[WHAT TO WORK ON]: The entries underneath need to be duplicated exactly, with none omitted.

[INPUT MATERIAL]:
********************
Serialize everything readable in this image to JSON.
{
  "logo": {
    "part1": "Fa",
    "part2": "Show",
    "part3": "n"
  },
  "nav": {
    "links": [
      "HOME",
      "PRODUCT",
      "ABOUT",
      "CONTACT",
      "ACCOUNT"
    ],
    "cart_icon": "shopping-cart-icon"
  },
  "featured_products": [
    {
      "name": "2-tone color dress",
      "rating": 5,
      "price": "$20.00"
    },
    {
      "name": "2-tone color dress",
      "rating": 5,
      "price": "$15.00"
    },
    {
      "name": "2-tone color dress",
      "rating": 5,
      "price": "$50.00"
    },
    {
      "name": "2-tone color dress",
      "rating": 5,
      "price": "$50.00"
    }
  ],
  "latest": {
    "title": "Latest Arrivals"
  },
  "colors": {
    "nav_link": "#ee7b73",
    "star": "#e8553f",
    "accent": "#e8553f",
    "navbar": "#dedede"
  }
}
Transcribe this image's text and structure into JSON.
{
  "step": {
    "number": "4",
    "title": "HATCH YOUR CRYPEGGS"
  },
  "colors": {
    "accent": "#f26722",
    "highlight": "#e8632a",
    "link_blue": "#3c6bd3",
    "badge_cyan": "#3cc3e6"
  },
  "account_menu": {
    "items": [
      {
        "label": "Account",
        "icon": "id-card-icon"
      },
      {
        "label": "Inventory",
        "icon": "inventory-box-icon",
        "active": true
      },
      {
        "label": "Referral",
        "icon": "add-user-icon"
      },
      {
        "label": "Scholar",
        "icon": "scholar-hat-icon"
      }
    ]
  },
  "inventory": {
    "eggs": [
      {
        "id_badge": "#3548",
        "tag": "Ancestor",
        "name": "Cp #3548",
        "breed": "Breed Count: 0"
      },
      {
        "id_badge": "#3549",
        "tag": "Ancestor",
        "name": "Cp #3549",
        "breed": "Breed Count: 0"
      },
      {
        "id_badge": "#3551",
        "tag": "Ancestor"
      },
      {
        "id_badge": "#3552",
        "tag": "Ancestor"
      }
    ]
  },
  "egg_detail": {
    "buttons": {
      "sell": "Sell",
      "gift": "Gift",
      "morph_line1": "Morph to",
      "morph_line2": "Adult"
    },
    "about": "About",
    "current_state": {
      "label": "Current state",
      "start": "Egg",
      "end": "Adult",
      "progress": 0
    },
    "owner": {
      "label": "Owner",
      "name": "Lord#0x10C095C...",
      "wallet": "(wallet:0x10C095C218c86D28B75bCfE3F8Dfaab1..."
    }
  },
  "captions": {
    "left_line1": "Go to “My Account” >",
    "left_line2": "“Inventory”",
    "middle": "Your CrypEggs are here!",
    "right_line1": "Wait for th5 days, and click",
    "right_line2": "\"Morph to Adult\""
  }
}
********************
[TASK SOLUTION]:
Serialize everything readable in this image to JSON.
{
  "logo": {
    "part1": "Fa",
    "part2": "Show",
    "part3": "n"
  },
  "nav": {
    "links": [
      "HOME",
      "PRODUCT",
      "ABOUT",
      "CONTACT",
      "ACCOUNT"
    ],
    "cart_icon": "shopping-cart-icon"
  },
  "featured_products": [
    {
      "name": "2-tone color dress",
      "rating": 5,
      "price": "$20.00"
    },
    {
      "name": "2-tone color dress",
      "rating": 5,
      "price": "$15.00"
    },
    {
      "name": "2-tone color dress",
      "rating": 5,
      "price": "$50.00"
    },
    {
      "name": "2-tone color dress",
      "rating": 5,
      "price": "$50.00"
    }
  ],
  "latest": {
    "title": "Latest Arrivals"
  },
  "colors": {
    "nav_link": "#ee7b73",
    "star": "#e8553f",
    "accent": "#e8553f",
    "navbar": "#dedede"
  }
}
Transcribe this image's text and structure into JSON.
{
  "step": {
    "number": "4",
    "title": "HATCH YOUR CRYPEGGS"
  },
  "colors": {
    "accent": "#f26722",
    "highlight": "#e8632a",
    "link_blue": "#3c6bd3",
    "badge_cyan": "#3cc3e6"
  },
  "account_menu": {
    "items": [
      {
        "label": "Account",
        "icon": "id-card-icon"
      },
      {
        "label": "Inventory",
        "icon": "inventory-box-icon",
        "active": true
      },
      {
        "label": "Referral",
        "icon": "add-user-icon"
      },
      {
        "label": "Scholar",
        "icon": "scholar-hat-icon"
      }
    ]
  },
  "inventory": {
    "eggs": [
      {
        "id_badge": "#3548",
        "tag": "Ancestor",
        "name": "Cp #3548",
        "breed": "Breed Count: 0"
      },
      {
        "id_badge": "#3549",
        "tag": "Ancestor",
        "name": "Cp #3549",
        "breed": "Breed Count: 0"
      },
      {
        "id_badge": "#3551",
        "tag": "Ancestor"
      },
      {
        "id_badge": "#3552",
        "tag": "Ancestor"
      }
    ]
  },
  "egg_detail": {
    "buttons": {
      "sell": "Sell",
      "gift": "Gift",
      "morph_line1": "Morph to",
      "morph_line2": "Adult"
    },
    "about": "About",
    "current_state": {
      "label": "Current state",
      "start": "Egg",
      "end": "Adult",
      "progress": 0
    },
    "owner": {
      "label": "Owner",
      "name": "Lord#0x10C095C...",
      "wallet": "(wallet:0x10C095C218c86D28B75bCfE3F8Dfaab1..."
    }
  },
  "captions": {
    "left_line1": "Go to “My Account” >",
    "left_line2": "“Inventory”",
    "middle": "Your CrypEggs are here!",
    "right_line1": "Wait for th5 days, and click",
    "right_line2": "\"Morph to Adult\""
  }
}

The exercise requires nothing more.